Financing Digital Supply Chains

Editorial Board Member, Nick Stainthorpe, Partner at Reed Smith LLP London, described why advertising technology is considered an opportunity for niche lenders.

Advertising technology (adtech) is one example of a new online business sector which creates working capital mismatches. It refers to software which strategically places advertising on the web or mobile phones to target users with a particular profile or interest. Adtech is the reason why your browsing choices result in weirdly relevant advertisements appearing on your screen, from hotels in your next flight destination to music you like to listen to. Adtech software analyses browsing data or apps installed on a user’s mobile phone to understand the likely consumer behaviour of the user and delivers targeted content to their screen.

Adtech services and the advertising space where online advertising is placed, must ultimately be paid for by advertisers. Advertisers do not often liaise directly with online publishers such as news websites or portals i.e. the owners of real estate on the internet. Advertising agencies and adtech companies act as intermediaries. A typical supply chain stretches from the owner of the website or mobile app to the adtech provider to an advertising agency to the ultimate advertiser. Each link in this chain involves a supply and a related debt, with differing payment terms. The advertiser is making an advance payment to the advertising agency while the advertising agency needs about 60 days from invoice date to pay the adtech provider.

The adtech sector is dominated by Google. However, there are a significant number of small and medium-sized adtech companies, but these have a working capital problem. Advertising agencies are notoriously slow payers and some sit on cash provided by their advertising clients for significant periods of time. Website owners may expect payment within 5-10 days. Adtech companies are often fast-growing, ambitious companies with working capital challenges of their own and do not have the kind of trading history and tangible assets favoured by traditional lenders.

This sector has some advantages for lenders. Internet trading can often be clearly measured and audited, sometimes in real time. An adtech provider may have accounts receivable from a range of creditworthy advertising agencies and advertisers for services which are hard to dispute. There is little risk of defective products, returns or set-off (except for fraud). Invoicing and collection are likely to be highly automated and can easily be monitored by a finance provider.

Traditional business and legal structures can be applied to adtech financing. The receivables purchase approach has the advantage that it can be relatively easy to document and can give some benefits on the insolvency of a supplier or receivables seller. On the other hand, lending secured on accounts receivable gives the financier a clear and direct claim against the borrower as well as claims against the debtors. Both approaches are likely to require some form of notification to the debtors and/or registration in order to achieve legal robustness.

This product also brings challenges with it. Debtors are likely to be scattered across many jurisdictions and the contracts may be set out online and be subject to a variety of governing laws. This requires legal analysis on a case by case basis while knowledge and templates are developed by a lender. The location of the supplier/borrower should also be analysed from a tax and regulatory perspective. Lending to an English company, or buying receivables from it, is not a regulated activity.

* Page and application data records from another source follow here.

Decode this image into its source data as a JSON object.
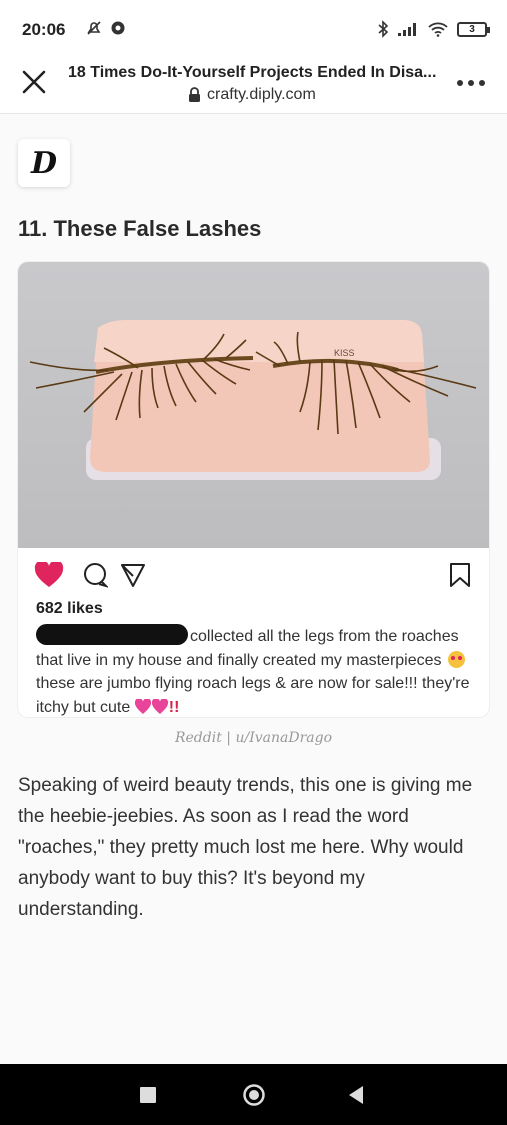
{
  "status_bar": {
    "time": "20:06",
    "battery_level": "3"
  },
  "browser": {
    "page_title": "18 Times Do-It-Yourself Projects Ended In Disa...",
    "url": "crafty.diply.com"
  },
  "site": {
    "logo_letter": "D"
  },
  "article": {
    "section_heading": "11. These False Lashes",
    "instagram_post": {
      "photo_label": "KISS",
      "likes": "682 likes",
      "caption_part1": "collected all the legs from the roaches that live in my house and finally created my masterpieces",
      "caption_part2": "these are jumbo flying roach legs & are now for sale!!! they're itchy but cute",
      "caption_end": "!!"
    },
    "credit": "Reddit | u/IvanaDrago",
    "body_text": "Speaking of weird beauty trends, this one is giving me the heebie-jeebies. As soon as I read the word \"roaches,\" they pretty much lost me here. Why would anybody want to buy this? It's beyond my understanding."
  },
  "colors": {
    "heart": "#e0245e",
    "nav_bar": "#000000",
    "lash_tray": "#f2c7b8"
  },
  "icons": {
    "close": "close-icon",
    "lock": "lock-icon",
    "menu": "more-dots-icon",
    "like": "heart-icon",
    "comment": "comment-icon",
    "share": "send-icon",
    "save": "bookmark-icon"
  }
}
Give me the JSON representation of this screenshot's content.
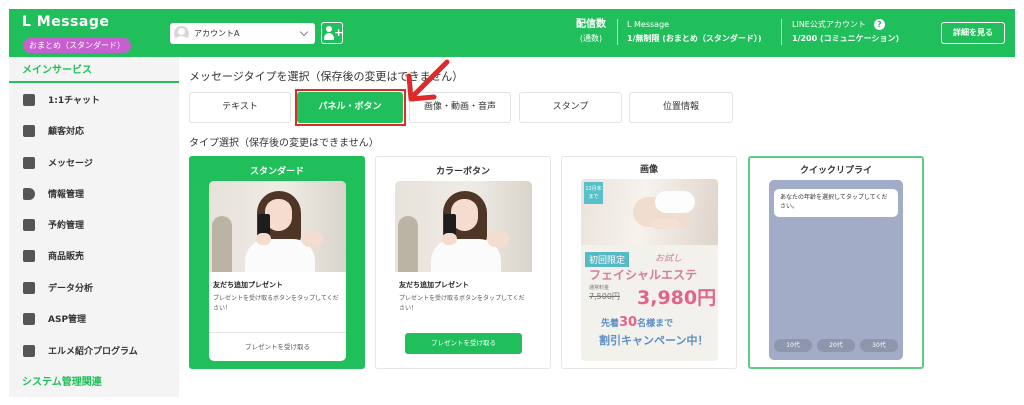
{
  "header": {
    "brand": "L Message",
    "plan_badge": "おまとめ（スタンダード）",
    "account_name": "アカウントA",
    "stats": {
      "delivery_label": "配信数",
      "delivery_sub": "(通数)",
      "plan_app": "L Message",
      "plan_value": "1/無制限 (おまとめ（スタンダード）)",
      "line_label": "LINE公式アカウント",
      "line_value": "1/200 (コミュニケーション)"
    },
    "detail_button": "詳細を見る"
  },
  "sidebar": {
    "main_section": "メインサービス",
    "items": [
      {
        "label": "1:1チャット",
        "icon": "chat-icon"
      },
      {
        "label": "顧客対応",
        "icon": "edit-icon"
      },
      {
        "label": "メッセージ",
        "icon": "message-icon"
      },
      {
        "label": "情報管理",
        "icon": "tag-icon"
      },
      {
        "label": "予約管理",
        "icon": "calendar-icon"
      },
      {
        "label": "商品販売",
        "icon": "cart-icon"
      },
      {
        "label": "データ分析",
        "icon": "chart-icon"
      },
      {
        "label": "ASP管理",
        "icon": "asp-icon"
      },
      {
        "label": "エルメ紹介プログラム",
        "icon": "badge-icon"
      }
    ],
    "system_section": "システム管理関連"
  },
  "main": {
    "message_type_title": "メッセージタイプを選択（保存後の変更はできません）",
    "message_types": [
      "テキスト",
      "パネル・ボタン",
      "画像・動画・音声",
      "スタンプ",
      "位置情報"
    ],
    "selected_message_type": "パネル・ボタン",
    "type_select_title": "タイプ選択（保存後の変更はできません）",
    "cards": [
      {
        "title": "スタンダード",
        "item_title": "友だち追加プレゼント",
        "item_desc": "プレゼントを受け取るボタンをタップしてください！",
        "button": "プレゼントを受け取る"
      },
      {
        "title": "カラーボタン",
        "item_title": "友だち追加プレゼント",
        "item_desc": "プレゼントを受け取るボタンをタップしてください！",
        "button": "プレゼントを受け取る"
      },
      {
        "title": "画像"
      },
      {
        "title": "クイックリプライ",
        "bubble": "あなたの年齢を選択してタップしてください。",
        "chips": [
          "10代",
          "20代",
          "30代"
        ]
      }
    ],
    "poster": {
      "tag": "12月末まで",
      "limited": "初回限定",
      "trial": "お試し",
      "name": "フェイシャルエステ",
      "regular_label": "通常料金",
      "regular_price": "7,500円",
      "price": "3,980円",
      "first": "先着",
      "first_count": "30",
      "first_suffix": "名様まで",
      "campaign": "割引キャンペーン中！"
    }
  },
  "colors": {
    "accent": "#21bf5b",
    "badge": "#c85fd0",
    "highlight": "#e02a2a"
  }
}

In Germany the opposite is true, while in the United States this can vary depending on the state the borrower is located in.

There are a number of players already tapping into these opportunities including BillFront, a Berlin- and London-based alternative finance provider, and London-based Moonshot Capital, which focuses on providing working capital for the digital economy (digital media and e-commerce).

In summary, Adtech creates opportunities for niche lenders who are prepared to analyse it.  This business line offers high returns relative to the associated risks.  Adtech is not the only internet-based product which creates financing opportunities. The mobile-app economy generates vast volumes of receivables. For example, Apple, Google and mobile-ad networks paid out US$88 billion to app developers in 2016. This number is set to more than double in the next three years.